Data records for software interfaces:
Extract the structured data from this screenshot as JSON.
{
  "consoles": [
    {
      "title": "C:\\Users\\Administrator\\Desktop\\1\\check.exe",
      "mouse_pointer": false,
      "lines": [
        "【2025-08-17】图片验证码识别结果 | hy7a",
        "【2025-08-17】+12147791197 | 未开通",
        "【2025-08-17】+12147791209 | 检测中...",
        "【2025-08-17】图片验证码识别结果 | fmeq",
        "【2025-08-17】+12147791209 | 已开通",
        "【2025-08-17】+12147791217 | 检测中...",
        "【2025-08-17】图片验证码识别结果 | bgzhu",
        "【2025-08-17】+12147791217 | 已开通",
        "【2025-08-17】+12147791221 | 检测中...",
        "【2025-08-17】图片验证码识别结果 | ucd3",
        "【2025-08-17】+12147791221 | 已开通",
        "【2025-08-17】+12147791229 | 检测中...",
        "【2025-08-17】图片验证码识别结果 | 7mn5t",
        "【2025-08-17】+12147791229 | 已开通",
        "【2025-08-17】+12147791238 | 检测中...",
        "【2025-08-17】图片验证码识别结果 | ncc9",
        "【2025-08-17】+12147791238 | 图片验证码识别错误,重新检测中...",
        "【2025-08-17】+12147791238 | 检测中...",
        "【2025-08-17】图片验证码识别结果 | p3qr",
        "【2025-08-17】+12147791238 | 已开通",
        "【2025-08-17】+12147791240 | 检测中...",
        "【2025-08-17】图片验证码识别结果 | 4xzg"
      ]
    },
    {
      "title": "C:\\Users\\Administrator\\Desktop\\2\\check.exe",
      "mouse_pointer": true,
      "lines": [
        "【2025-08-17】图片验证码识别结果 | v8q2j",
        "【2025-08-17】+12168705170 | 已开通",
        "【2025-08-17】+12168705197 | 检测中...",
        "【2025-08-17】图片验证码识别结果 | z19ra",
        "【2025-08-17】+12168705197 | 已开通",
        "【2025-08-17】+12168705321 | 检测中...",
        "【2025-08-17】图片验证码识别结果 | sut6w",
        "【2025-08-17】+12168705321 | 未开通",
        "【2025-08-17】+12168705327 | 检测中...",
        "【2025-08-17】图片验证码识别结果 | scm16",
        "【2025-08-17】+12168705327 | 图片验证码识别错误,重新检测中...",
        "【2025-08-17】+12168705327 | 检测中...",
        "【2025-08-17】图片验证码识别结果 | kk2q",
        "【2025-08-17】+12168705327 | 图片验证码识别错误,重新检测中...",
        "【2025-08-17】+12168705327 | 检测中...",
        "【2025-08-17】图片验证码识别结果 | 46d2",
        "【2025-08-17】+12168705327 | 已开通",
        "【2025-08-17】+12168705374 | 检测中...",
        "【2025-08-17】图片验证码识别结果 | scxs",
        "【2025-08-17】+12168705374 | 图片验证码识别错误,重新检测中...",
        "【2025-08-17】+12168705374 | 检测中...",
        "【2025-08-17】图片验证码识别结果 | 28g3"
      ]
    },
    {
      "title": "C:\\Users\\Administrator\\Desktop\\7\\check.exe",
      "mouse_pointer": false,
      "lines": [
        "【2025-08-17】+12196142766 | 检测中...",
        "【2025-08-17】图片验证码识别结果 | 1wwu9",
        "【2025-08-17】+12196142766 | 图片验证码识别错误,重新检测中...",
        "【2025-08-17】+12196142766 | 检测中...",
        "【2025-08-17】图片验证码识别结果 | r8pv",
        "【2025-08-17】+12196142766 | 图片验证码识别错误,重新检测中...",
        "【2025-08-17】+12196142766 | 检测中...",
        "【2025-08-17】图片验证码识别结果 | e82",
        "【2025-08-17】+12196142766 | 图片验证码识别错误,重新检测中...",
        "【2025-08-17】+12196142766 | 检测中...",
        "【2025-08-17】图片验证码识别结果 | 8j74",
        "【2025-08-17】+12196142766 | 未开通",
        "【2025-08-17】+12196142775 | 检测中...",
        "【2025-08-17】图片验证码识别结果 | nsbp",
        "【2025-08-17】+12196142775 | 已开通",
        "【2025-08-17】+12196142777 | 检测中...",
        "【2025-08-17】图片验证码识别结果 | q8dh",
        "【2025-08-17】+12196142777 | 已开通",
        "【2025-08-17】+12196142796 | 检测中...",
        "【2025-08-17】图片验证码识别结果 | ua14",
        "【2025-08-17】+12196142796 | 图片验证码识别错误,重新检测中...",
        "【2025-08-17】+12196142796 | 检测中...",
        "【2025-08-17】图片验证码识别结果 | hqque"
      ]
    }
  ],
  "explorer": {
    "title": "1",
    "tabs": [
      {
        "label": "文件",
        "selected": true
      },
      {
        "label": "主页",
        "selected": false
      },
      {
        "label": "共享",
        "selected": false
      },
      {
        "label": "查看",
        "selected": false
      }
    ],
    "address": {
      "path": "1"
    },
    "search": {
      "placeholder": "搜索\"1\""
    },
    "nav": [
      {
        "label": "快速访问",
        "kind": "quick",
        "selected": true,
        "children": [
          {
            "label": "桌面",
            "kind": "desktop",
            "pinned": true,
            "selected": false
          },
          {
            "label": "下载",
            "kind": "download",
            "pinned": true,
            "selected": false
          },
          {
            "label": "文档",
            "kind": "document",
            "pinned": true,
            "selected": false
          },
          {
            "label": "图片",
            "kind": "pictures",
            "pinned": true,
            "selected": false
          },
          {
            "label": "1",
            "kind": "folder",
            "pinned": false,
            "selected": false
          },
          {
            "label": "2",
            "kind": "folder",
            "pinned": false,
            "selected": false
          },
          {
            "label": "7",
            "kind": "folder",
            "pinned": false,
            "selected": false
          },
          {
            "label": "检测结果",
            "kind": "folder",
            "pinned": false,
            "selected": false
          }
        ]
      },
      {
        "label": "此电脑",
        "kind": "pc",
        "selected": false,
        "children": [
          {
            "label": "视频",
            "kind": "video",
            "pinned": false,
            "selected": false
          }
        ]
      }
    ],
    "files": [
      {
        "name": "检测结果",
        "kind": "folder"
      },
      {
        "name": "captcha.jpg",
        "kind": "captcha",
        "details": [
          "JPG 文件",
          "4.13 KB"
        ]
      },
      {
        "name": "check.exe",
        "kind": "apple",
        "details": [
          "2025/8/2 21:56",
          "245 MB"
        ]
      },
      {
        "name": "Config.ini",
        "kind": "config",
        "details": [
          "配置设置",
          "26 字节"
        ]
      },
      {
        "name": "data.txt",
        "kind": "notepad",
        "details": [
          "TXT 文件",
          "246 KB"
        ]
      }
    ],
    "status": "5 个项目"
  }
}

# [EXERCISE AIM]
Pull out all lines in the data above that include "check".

# [EXERCISE RESULT]
      "title": "C:\\Users\\Administrator\\Desktop\\1\\check.exe",
      "title": "C:\\Users\\Administrator\\Desktop\\2\\check.exe",
      "title": "C:\\Users\\Administrator\\Desktop\\7\\check.exe",
        "name": "check.exe",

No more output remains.